= Instructions to follow =
Restate all entries exactly.

= Data extracted from a collection =
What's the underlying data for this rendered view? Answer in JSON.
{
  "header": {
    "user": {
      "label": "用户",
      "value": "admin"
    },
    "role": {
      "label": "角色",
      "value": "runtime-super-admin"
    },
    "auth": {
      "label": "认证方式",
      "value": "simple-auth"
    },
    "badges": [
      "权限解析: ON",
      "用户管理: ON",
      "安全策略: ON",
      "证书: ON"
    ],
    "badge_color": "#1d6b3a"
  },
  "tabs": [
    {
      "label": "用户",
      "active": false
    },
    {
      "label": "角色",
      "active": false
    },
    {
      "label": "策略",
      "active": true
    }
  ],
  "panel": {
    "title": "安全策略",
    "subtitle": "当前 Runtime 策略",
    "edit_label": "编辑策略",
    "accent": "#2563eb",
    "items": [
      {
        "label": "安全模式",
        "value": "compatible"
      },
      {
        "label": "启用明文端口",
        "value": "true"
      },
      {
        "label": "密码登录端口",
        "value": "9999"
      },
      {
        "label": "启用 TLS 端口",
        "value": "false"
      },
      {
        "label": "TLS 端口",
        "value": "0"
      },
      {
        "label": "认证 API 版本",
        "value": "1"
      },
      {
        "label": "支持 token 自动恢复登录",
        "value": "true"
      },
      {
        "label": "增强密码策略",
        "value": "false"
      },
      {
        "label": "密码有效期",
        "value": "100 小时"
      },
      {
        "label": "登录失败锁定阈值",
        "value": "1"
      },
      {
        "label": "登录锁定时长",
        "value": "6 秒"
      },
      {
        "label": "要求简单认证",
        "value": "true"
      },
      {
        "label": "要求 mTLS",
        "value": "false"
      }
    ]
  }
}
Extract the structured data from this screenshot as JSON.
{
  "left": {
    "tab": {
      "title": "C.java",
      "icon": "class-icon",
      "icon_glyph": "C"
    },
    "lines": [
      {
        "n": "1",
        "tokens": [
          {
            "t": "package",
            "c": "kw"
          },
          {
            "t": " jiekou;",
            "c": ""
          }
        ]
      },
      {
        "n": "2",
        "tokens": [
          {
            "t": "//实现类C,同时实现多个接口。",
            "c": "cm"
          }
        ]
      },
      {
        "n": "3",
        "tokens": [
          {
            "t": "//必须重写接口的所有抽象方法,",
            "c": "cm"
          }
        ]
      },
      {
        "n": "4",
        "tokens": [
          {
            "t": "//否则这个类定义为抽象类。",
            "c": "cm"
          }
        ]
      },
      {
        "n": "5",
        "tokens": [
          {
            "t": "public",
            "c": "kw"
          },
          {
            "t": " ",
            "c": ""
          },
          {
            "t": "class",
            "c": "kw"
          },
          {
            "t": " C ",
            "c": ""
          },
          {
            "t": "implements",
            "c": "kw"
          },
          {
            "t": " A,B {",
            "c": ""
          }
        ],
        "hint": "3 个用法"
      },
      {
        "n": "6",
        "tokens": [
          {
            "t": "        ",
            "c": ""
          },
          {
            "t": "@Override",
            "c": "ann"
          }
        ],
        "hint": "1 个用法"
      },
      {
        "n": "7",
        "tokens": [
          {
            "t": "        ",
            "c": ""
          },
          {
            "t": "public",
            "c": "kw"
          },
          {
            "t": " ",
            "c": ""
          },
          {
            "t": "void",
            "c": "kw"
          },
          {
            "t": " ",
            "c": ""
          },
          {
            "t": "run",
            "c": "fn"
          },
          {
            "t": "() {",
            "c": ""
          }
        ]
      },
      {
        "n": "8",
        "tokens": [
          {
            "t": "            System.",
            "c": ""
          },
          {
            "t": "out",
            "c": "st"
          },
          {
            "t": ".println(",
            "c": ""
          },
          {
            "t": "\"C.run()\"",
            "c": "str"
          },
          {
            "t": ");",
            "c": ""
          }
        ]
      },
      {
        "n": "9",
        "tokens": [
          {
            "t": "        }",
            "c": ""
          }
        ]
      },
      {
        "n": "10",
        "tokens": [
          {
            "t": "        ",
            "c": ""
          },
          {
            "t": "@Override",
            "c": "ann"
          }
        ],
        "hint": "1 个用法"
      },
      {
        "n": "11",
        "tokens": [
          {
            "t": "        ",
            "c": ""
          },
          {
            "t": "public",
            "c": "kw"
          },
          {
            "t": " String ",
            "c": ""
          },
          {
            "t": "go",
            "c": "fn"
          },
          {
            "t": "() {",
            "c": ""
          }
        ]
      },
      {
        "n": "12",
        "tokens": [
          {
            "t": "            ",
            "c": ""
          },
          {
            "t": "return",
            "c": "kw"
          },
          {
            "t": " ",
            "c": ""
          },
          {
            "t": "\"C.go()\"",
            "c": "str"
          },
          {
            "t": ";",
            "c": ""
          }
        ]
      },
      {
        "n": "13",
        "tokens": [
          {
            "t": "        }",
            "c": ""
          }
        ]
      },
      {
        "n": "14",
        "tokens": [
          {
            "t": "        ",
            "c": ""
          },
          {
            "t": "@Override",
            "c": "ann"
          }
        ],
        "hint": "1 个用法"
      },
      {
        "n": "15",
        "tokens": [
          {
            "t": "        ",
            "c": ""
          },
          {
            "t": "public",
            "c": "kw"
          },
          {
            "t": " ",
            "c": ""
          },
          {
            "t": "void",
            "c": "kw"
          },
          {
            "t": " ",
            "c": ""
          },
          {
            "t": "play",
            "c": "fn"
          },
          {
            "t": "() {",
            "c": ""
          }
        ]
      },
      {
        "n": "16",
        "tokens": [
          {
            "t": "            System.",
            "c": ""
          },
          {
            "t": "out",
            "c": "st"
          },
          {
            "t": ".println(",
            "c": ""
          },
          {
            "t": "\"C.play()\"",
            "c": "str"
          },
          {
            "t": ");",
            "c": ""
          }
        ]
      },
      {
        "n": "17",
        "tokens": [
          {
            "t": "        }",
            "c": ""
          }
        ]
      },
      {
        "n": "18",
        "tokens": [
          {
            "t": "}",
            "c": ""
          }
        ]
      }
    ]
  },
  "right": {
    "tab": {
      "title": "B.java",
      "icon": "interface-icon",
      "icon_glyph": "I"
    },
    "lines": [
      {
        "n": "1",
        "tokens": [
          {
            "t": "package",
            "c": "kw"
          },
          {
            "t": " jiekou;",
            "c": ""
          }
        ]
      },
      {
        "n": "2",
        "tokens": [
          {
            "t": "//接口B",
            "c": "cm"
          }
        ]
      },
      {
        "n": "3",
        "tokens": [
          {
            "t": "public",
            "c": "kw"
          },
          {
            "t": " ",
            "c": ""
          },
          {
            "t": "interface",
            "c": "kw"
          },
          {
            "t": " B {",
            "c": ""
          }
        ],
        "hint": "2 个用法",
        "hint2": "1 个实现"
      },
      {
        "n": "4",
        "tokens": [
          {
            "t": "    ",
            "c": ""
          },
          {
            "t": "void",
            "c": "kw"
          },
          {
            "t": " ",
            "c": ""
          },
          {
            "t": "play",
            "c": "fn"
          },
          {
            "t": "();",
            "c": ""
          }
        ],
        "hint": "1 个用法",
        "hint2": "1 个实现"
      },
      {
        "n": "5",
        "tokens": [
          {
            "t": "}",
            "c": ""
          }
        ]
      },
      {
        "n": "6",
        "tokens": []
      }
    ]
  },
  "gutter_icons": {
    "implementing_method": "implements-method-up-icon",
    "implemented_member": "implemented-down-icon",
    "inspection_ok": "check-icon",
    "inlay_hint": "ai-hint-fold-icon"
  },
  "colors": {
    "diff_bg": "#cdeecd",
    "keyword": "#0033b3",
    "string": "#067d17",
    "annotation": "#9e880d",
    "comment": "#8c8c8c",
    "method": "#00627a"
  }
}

= Result of this task =
What's the underlying data for this rendered view? Answer in JSON.
{
  "header": {
    "user": {
      "label": "用户",
      "value": "admin"
    },
    "role": {
      "label": "角色",
      "value": "runtime-super-admin"
    },
    "auth": {
      "label": "认证方式",
      "value": "simple-auth"
    },
    "badges": [
      "权限解析: ON",
      "用户管理: ON",
      "安全策略: ON",
      "证书: ON"
    ],
    "badge_color": "#1d6b3a"
  },
  "tabs": [
    {
      "label": "用户",
      "active": false
    },
    {
      "label": "角色",
      "active": false
    },
    {
      "label": "策略",
      "active": true
    }
  ],
  "panel": {
    "title": "安全策略",
    "subtitle": "当前 Runtime 策略",
    "edit_label": "编辑策略",
    "accent": "#2563eb",
    "items": [
      {
        "label": "安全模式",
        "value": "compatible"
      },
      {
        "label": "启用明文端口",
        "value": "true"
      },
      {
        "label": "密码登录端口",
        "value": "9999"
      },
      {
        "label": "启用 TLS 端口",
        "value": "false"
      },
      {
        "label": "TLS 端口",
        "value": "0"
      },
      {
        "label": "认证 API 版本",
        "value": "1"
      },
      {
        "label": "支持 token 自动恢复登录",
        "value": "true"
      },
      {
        "label": "增强密码策略",
        "value": "false"
      },
      {
        "label": "密码有效期",
        "value": "100 小时"
      },
      {
        "label": "登录失败锁定阈值",
        "value": "1"
      },
      {
        "label": "登录锁定时长",
        "value": "6 秒"
      },
      {
        "label": "要求简单认证",
        "value": "true"
      },
      {
        "label": "要求 mTLS",
        "value": "false"
      }
    ]
  }
}
Extract the structured data from this screenshot as JSON.
{
  "left": {
    "tab": {
      "title": "C.java",
      "icon": "class-icon",
      "icon_glyph": "C"
    },
    "lines": [
      {
        "n": "1",
        "tokens": [
          {
            "t": "package",
            "c": "kw"
          },
          {
            "t": " jiekou;",
            "c": ""
          }
        ]
      },
      {
        "n": "2",
        "tokens": [
          {
            "t": "//实现类C,同时实现多个接口。",
            "c": "cm"
          }
        ]
      },
      {
        "n": "3",
        "tokens": [
          {
            "t": "//必须重写接口的所有抽象方法,",
            "c": "cm"
          }
        ]
      },
      {
        "n": "4",
        "tokens": [
          {
            "t": "//否则这个类定义为抽象类。",
            "c": "cm"
          }
        ]
      },
      {
        "n": "5",
        "tokens": [
          {
            "t": "public",
            "c": "kw"
          },
          {
            "t": " ",
            "c": ""
          },
          {
            "t": "class",
            "c": "kw"
          },
          {
            "t": " C ",
            "c": ""
          },
          {
            "t": "implements",
            "c": "kw"
          },
          {
            "t": " A,B {",
            "c": ""
          }
        ],
        "hint": "3 个用法"
      },
      {
        "n": "6",
        "tokens": [
          {
            "t": "        ",
            "c": ""
          },
          {
            "t": "@Override",
            "c": "ann"
          }
        ],
        "hint": "1 个用法"
      },
      {
        "n": "7",
        "tokens": [
          {
            "t": "        ",
            "c": ""
          },
          {
            "t": "public",
            "c": "kw"
          },
          {
            "t": " ",
            "c": ""
          },
          {
            "t": "void",
            "c": "kw"
          },
          {
            "t": " ",
            "c": ""
          },
          {
            "t": "run",
            "c": "fn"
          },
          {
            "t": "() {",
            "c": ""
          }
        ]
      },
      {
        "n": "8",
        "tokens": [
          {
            "t": "            System.",
            "c": ""
          },
          {
            "t": "out",
            "c": "st"
          },
          {
            "t": ".println(",
            "c": ""
          },
          {
            "t": "\"C.run()\"",
            "c": "str"
          },
          {
            "t": ");",
            "c": ""
          }
        ]
      },
      {
        "n": "9",
        "tokens": [
          {
            "t": "        }",
            "c": ""
          }
        ]
      },
      {
        "n": "10",
        "tokens": [
          {
            "t": "        ",
            "c": ""
          },
          {
            "t": "@Override",
            "c": "ann"
          }
        ],
        "hint": "1 个用法"
      },
      {
        "n": "11",
        "tokens": [
          {
            "t": "        ",
            "c": ""
          },
          {
            "t": "public",
            "c": "kw"
          },
          {
            "t": " String ",
            "c": ""
          },
          {
            "t": "go",
            "c": "fn"
          },
          {
            "t": "() {",
            "c": ""
          }
        ]
      },
      {
        "n": "12",
        "tokens": [
          {
            "t": "            ",
            "c": ""
          },
          {
            "t": "return",
            "c": "kw"
          },
          {
            "t": " ",
            "c": ""
          },
          {
            "t": "\"C.go()\"",
            "c": "str"
          },
          {
            "t": ";",
            "c": ""
          }
        ]
      },
      {
        "n": "13",
        "tokens": [
          {
            "t": "        }",
            "c": ""
          }
        ]
      },
      {
        "n": "14",
        "tokens": [
          {
            "t": "        ",
            "c": ""
          },
          {
            "t": "@Override",
            "c": "ann"
          }
        ],
        "hint": "1 个用法"
      },
      {
        "n": "15",
        "tokens": [
          {
            "t": "        ",
            "c": ""
          },
          {
            "t": "public",
            "c": "kw"
          },
          {
            "t": " ",
            "c": ""
          },
          {
            "t": "void",
            "c": "kw"
          },
          {
            "t": " ",
            "c": ""
          },
          {
            "t": "play",
            "c": "fn"
          },
          {
            "t": "() {",
            "c": ""
          }
        ]
      },
      {
        "n": "16",
        "tokens": [
          {
            "t": "            System.",
            "c": ""
          },
          {
            "t": "out",
            "c": "st"
          },
          {
            "t": ".println(",
            "c": ""
          },
          {
            "t": "\"C.play()\"",
            "c": "str"
          },
          {
            "t": ");",
            "c": ""
          }
        ]
      },
      {
        "n": "17",
        "tokens": [
          {
            "t": "        }",
            "c": ""
          }
        ]
      },
      {
        "n": "18",
        "tokens": [
          {
            "t": "}",
            "c": ""
          }
        ]
      }
    ]
  },
  "right": {
    "tab": {
      "title": "B.java",
      "icon": "interface-icon",
      "icon_glyph": "I"
    },
    "lines": [
      {
        "n": "1",
        "tokens": [
          {
            "t": "package",
            "c": "kw"
          },
          {
            "t": " jiekou;",
            "c": ""
          }
        ]
      },
      {
        "n": "2",
        "tokens": [
          {
            "t": "//接口B",
            "c": "cm"
          }
        ]
      },
      {
        "n": "3",
        "tokens": [
          {
            "t": "public",
            "c": "kw"
          },
          {
            "t": " ",
            "c": ""
          },
          {
            "t": "interface",
            "c": "kw"
          },
          {
            "t": " B {",
            "c": ""
          }
        ],
        "hint": "2 个用法",
        "hint2": "1 个实现"
      },
      {
        "n": "4",
        "tokens": [
          {
            "t": "    ",
            "c": ""
          },
          {
            "t": "void",
            "c": "kw"
          },
          {
            "t": " ",
            "c": ""
          },
          {
            "t": "play",
            "c": "fn"
          },
          {
            "t": "();",
            "c": ""
          }
        ],
        "hint": "1 个用法",
        "hint2": "1 个实现"
      },
      {
        "n": "5",
        "tokens": [
          {
            "t": "}",
            "c": ""
          }
        ]
      },
      {
        "n": "6",
        "tokens": []
      }
    ]
  },
  "gutter_icons": {
    "implementing_method": "implements-method-up-icon",
    "implemented_member": "implemented-down-icon",
    "inspection_ok": "check-icon",
    "inlay_hint": "ai-hint-fold-icon"
  },
  "colors": {
    "diff_bg": "#cdeecd",
    "keyword": "#0033b3",
    "string": "#067d17",
    "annotation": "#9e880d",
    "comment": "#8c8c8c",
    "method": "#00627a"
  }
}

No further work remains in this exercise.